Molecular Vision  2008;14:683-690.
Purpose
Missense mutations in the splicing factor gene PRPF31 cause a dominant form of retinitis pigmentosa (RP11) with reduced penetrance. Missense mutations in PRPF31 have previously been shown to cause reduced protein solubility, suggesting insufficiency of functional protein as the disease mechanism. Here we examine in further detail the effect of the A216P mutation on splicing function.
Methods
Splicing activity was assayed using an in vivo assay in transfected mammalian cells with rhodopsin (RHO) and transducin (GNAT1) splicing templates. Pull-down assays were used to study the interaction between PRPF31 and one of its cognate partners in the spliceosome, PRPF6.
Results

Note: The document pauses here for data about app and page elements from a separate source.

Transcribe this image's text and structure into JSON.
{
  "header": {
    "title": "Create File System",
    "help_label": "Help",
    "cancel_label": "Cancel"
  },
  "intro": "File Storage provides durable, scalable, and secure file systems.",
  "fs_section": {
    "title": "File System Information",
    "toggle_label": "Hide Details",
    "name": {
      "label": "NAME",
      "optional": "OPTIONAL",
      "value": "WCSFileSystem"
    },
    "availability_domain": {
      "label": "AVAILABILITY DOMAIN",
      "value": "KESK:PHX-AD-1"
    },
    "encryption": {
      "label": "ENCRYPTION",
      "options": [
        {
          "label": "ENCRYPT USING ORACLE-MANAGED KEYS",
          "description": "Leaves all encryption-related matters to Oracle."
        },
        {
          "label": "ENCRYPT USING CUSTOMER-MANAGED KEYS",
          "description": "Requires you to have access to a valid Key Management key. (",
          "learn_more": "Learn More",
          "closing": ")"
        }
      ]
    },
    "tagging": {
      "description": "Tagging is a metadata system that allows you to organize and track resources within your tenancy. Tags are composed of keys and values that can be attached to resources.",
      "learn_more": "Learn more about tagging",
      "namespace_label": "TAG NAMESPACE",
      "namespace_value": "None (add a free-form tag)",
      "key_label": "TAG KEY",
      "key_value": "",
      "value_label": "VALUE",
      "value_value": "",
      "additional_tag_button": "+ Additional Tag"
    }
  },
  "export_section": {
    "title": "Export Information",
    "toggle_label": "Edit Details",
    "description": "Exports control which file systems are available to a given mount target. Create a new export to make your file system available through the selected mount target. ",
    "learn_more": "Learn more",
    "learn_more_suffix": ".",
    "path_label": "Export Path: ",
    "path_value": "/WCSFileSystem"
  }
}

Splicing of RHO intron 3 and GNAT1 introns 3–5 mini-gene templates was inefficient with both spliced and unspliced products clearly detected. Assays using the RHO minigene template revealed a direct negative effect on splicing efficiency of the mutant. However, no effect of the mutation on splicing efficiency could be detected using the longer GNAT1 minigene template or using a full-length RHO transcript, splicing of which had an efficiency of 100%. No unspliced RHO transcripts could be detected in RNA from human retina. Pull-down assays between PRPF31 and PRPF6 proteins showed a stronger interaction for the mutant than wild type, suggesting a mechanism for the negative effect.
Conclusions
Splicing of full-length RHO is more efficient than splicing of the minigene, and assays using a full-length template more accurately mimic splicing in photoreceptors. The RP11 missense mutations exert their pathology mainly via a mechanism based on protein insufficiency due to protein insolubility, but there is also a minor direct negative effect on function.
PMCID: PMC2324120  PMID: 18431455

Results 1-4 (4)